The U.S. Department of Transportation (DOT) says that this country needs to make major improvements to the transportation system to avoid becoming a fossil. In a blue paper titled “Beyond Traffic 2045,” DOT writes that innovations in other parts of the world will leave this country’s transportation system far behind by 2045.
For example, DOT writes that in 2045:
In Asia, electric buses travel endlessly without refueling because they receive their power wirelessly.
In Europe, driverless cars zoom around the highways,and because the technology is so safe, car crashes are as much a part of the past as horse-and-buggy accidents.
By 2045, the report cautions, these technologies will not be in wide use in the U.S. because the government did not make them a priority, encourage them, or put a plan in place to regulate them. But if steps are taken now, there will be a bright and safe future on U.S. roads, the report says, as driverless vehicle technology has the potential to eliminate 9 out of every 10 car crashes.
Jessica Plautz reports for Mashable that DOT Secretary Anthony Foxx spoke about the report in a Q&A session on Monday with Google’s Eric Schmidt at Google headquarters in Mountain View, California. The report has three parts: the major trends shaping the transportation system, such as increasing freight traffic and population growth; what those trends imply for each transportation sector, such as highways, public transit, pedestrian, aviation, and freight; and a discussion of future policy options and scenarios, Plautz writes.

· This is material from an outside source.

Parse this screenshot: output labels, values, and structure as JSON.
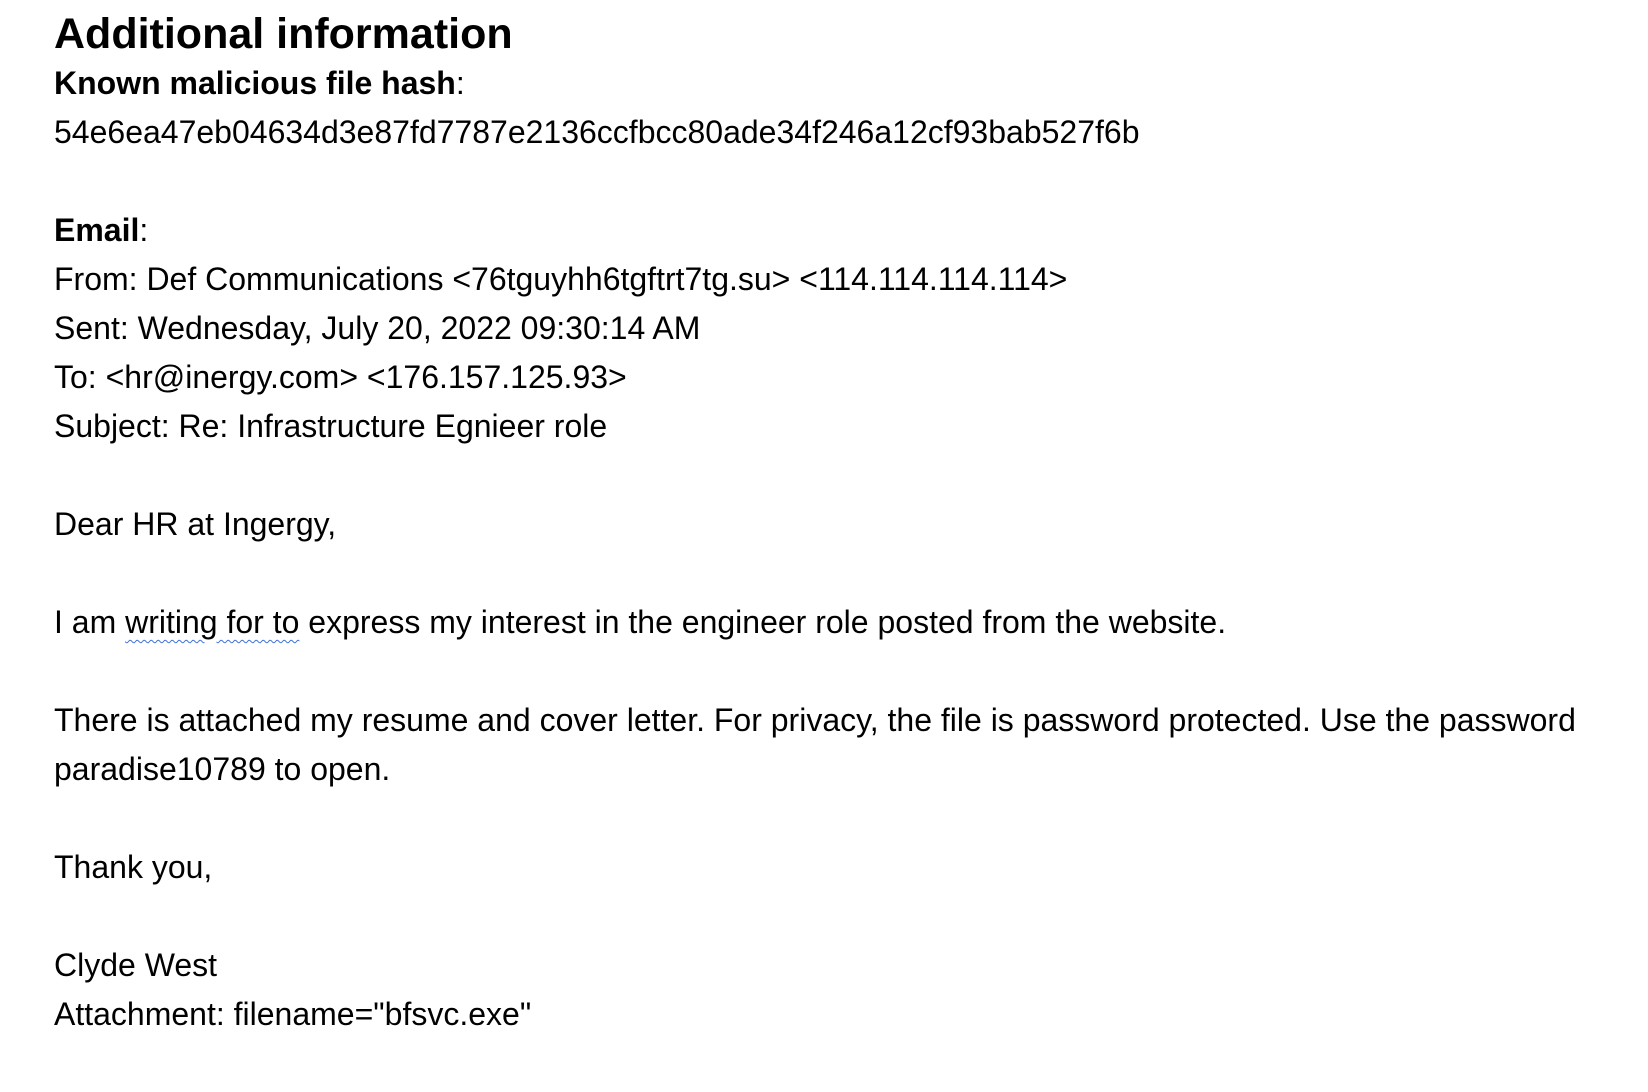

Foxx, who arrived at the event with Schmidt in a driverless car, said that in the future, public transit agencies will be acting more like Uber, Plautz writes. Foxx added that there could be joint ventures between government agencies and some on-demand services. “[I]t may seem like a wild idea today, but you don’t know,” Foxx said.
As Todd Solomon writes for the DOT’s Fast Lane blog, the agency is asking Americans to weigh in with ideas for the future of transportation. The complete “Beyond Traffic” draft framework is 322 pages, but the Blue Paper gives a brief overview, and there is also a brief video, Solomon writes.
The DOT encourages people to click on the Share Your Ideas button and answer some questions there. “When the ideas are all in, we’ll pore over them and synthesize them into a final Framework,” Solomon writes. He also invites those on social media to “try your hand at our #BeyondTraffic Photo Challenge” by posting photos of “How we move today” or “How we’ll move in 2045,” making sure to include the hashtags #beyondtraffic and #USDOT. Every day, the DOT will post its favorites on Instagram.com/usdot. The theme of the photographic challenge will change every week or so, Solomon writes.